You DON’T need planning permission for an extension if you build within your permitted development rights.** These rights allow homeowners to undertake certain types of work without needing to apply for permission. Most of the restrictions that don’t fall under permitted development relate to projects at the front of a house, near a road, or close to a boundary.
However, not everything falls under these rights. Here are some additional points that might influence your decision:
Building Regulation Standards:
These must be considered alongside planning permission. While planning permission is about whether you can build, building regulations are about how you build. It ensures that development work meets specific safety standards. All extensions typically require building regulation approval, although there are exceptions, such as some conservatories.
Influences on Permitted Development Rights:
Several factors can override or adjust your permitted rights. These can be an Article 4 Direction from local councils, previous covenants placed on the property, its listed building status, or if the property is in designated lands like Conservation Areas and National Parks.
Why is Planning Permission So Complicated?
There are historical, environmental, and societal reasons behind each rule and regulation. For instance, if every house in a particular street decided to build an additional floor, it might obstruct views, infringe on privacy, or even strain local infrastructure.
The regulations aren’t there to be obstructive but to ensure that building projects are carried out responsibly, respecting the interests of both the individual homeowner and the wider community.
- If my neighbour did it, I can too! Not necessarily. Policies change, and what was acceptable a few years ago might not be now. Always check the current guidelines.
- I’ll just build first and apply later. A risky approach! If you don’t get retrospective permission, you might have to undo all your hard work.
- Small projects don’t need permission. Size isn’t the only factor. Location, use, and design can all come into play.
Starting Your Planning Permission Journey
- Research: Familiarise yourself with the local council’s development plan. This will give you an idea of what’s likely to be approved.
- Consult Professionals: Architects or planning consultants can be invaluable. They’ll understand the nuances of local policy and can help design your project to meet these.

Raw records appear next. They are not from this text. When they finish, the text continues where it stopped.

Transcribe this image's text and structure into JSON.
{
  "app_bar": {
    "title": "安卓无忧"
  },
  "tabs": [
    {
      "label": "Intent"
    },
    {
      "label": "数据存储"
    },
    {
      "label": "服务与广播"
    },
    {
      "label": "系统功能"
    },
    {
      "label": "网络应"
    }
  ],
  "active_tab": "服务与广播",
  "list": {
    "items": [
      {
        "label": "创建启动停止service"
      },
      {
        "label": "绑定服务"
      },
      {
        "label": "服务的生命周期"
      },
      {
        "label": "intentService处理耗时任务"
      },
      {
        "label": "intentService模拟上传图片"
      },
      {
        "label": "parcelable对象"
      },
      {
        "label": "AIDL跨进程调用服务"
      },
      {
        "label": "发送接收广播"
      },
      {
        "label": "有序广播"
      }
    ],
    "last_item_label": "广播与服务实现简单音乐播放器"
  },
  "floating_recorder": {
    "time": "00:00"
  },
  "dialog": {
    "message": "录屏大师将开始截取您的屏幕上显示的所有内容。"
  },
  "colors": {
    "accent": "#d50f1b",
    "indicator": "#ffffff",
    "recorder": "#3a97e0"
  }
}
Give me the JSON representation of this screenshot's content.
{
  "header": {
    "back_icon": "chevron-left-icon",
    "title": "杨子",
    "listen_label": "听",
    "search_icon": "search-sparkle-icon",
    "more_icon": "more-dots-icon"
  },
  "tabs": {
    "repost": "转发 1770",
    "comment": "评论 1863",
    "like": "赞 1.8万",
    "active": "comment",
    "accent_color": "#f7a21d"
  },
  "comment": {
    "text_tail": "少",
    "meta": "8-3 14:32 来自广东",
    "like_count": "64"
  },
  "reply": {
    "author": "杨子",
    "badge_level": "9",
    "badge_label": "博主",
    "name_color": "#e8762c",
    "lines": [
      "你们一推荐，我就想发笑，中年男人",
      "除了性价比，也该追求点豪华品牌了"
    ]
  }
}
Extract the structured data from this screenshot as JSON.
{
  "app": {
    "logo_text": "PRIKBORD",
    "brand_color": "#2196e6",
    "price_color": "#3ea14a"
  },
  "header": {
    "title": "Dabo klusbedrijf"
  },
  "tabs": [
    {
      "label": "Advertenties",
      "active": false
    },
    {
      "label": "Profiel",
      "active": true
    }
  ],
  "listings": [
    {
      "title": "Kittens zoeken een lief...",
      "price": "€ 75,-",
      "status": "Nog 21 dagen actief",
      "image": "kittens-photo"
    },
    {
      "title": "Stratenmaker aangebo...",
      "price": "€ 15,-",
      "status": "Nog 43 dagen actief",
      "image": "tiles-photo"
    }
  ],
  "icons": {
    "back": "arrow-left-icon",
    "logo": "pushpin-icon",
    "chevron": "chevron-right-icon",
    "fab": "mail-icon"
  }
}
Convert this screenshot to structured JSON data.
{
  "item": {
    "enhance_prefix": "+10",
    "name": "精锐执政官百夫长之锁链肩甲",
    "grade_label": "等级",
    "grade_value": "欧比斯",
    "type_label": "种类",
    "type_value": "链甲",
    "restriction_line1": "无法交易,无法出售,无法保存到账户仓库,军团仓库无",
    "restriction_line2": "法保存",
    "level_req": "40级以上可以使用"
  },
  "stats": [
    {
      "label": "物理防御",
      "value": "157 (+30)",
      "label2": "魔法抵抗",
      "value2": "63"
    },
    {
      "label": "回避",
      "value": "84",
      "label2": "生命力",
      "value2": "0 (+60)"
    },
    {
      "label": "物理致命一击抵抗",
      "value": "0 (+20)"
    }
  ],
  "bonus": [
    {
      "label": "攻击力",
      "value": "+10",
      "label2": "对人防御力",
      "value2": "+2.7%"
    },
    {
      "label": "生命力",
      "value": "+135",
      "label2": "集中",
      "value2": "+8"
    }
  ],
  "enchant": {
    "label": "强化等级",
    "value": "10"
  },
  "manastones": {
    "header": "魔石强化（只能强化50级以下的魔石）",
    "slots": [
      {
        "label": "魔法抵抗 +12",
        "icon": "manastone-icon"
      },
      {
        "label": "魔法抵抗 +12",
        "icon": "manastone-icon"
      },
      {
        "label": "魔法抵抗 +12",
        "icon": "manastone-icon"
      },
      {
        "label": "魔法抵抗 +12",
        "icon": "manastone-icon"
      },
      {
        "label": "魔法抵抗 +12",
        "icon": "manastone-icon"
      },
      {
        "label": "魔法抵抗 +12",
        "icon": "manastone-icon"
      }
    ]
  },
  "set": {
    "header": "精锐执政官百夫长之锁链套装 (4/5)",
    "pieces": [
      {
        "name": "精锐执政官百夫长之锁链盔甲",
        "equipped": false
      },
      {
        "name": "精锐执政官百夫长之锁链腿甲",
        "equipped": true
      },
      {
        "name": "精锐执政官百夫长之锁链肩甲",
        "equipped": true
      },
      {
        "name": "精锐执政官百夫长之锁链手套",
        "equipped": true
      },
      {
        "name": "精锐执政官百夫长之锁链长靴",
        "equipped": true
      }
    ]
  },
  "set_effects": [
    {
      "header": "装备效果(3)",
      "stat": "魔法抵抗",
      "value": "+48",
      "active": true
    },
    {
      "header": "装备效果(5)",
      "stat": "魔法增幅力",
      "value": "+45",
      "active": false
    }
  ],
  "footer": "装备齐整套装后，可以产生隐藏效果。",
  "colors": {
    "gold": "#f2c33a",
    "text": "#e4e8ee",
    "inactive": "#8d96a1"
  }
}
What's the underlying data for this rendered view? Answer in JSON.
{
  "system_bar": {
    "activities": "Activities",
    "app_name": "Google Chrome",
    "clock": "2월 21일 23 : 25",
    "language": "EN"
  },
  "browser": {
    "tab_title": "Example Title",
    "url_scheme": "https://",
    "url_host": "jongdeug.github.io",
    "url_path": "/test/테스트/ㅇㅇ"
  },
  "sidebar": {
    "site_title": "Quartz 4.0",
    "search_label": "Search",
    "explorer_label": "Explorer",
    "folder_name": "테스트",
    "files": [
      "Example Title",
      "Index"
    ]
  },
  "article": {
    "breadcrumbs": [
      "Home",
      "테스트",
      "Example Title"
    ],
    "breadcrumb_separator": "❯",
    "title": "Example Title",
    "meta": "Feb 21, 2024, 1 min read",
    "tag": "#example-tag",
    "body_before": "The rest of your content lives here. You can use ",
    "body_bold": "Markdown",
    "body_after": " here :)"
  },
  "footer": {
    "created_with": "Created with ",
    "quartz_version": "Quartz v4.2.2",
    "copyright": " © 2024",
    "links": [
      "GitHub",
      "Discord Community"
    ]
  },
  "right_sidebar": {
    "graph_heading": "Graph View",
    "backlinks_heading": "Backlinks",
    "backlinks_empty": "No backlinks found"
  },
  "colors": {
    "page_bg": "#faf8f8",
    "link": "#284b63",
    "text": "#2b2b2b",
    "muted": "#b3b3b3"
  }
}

- Talk to Your Neighbours: It’s not a legal requirement for many projects, but it’s often a good idea. They’ll be affected by the work, and if they have objections, it’s better to know early.
Connecting with the Community
While the world of planning permission can seem intimidating, it’s manageable when broken down. Yes, there are rules, but they are there for good reasons, ensuring our towns and countryside remain places of beauty and functionality.
Remember, the goal is not to hinder but to ensure harmony – both in architectural aesthetics and community living. If in doubt, always consult with the experts. Good luck with your next project, and may your developments always get the green light!
If you are still interested in finding out more about house extensions consider reading our blog on >> How long do house extensions take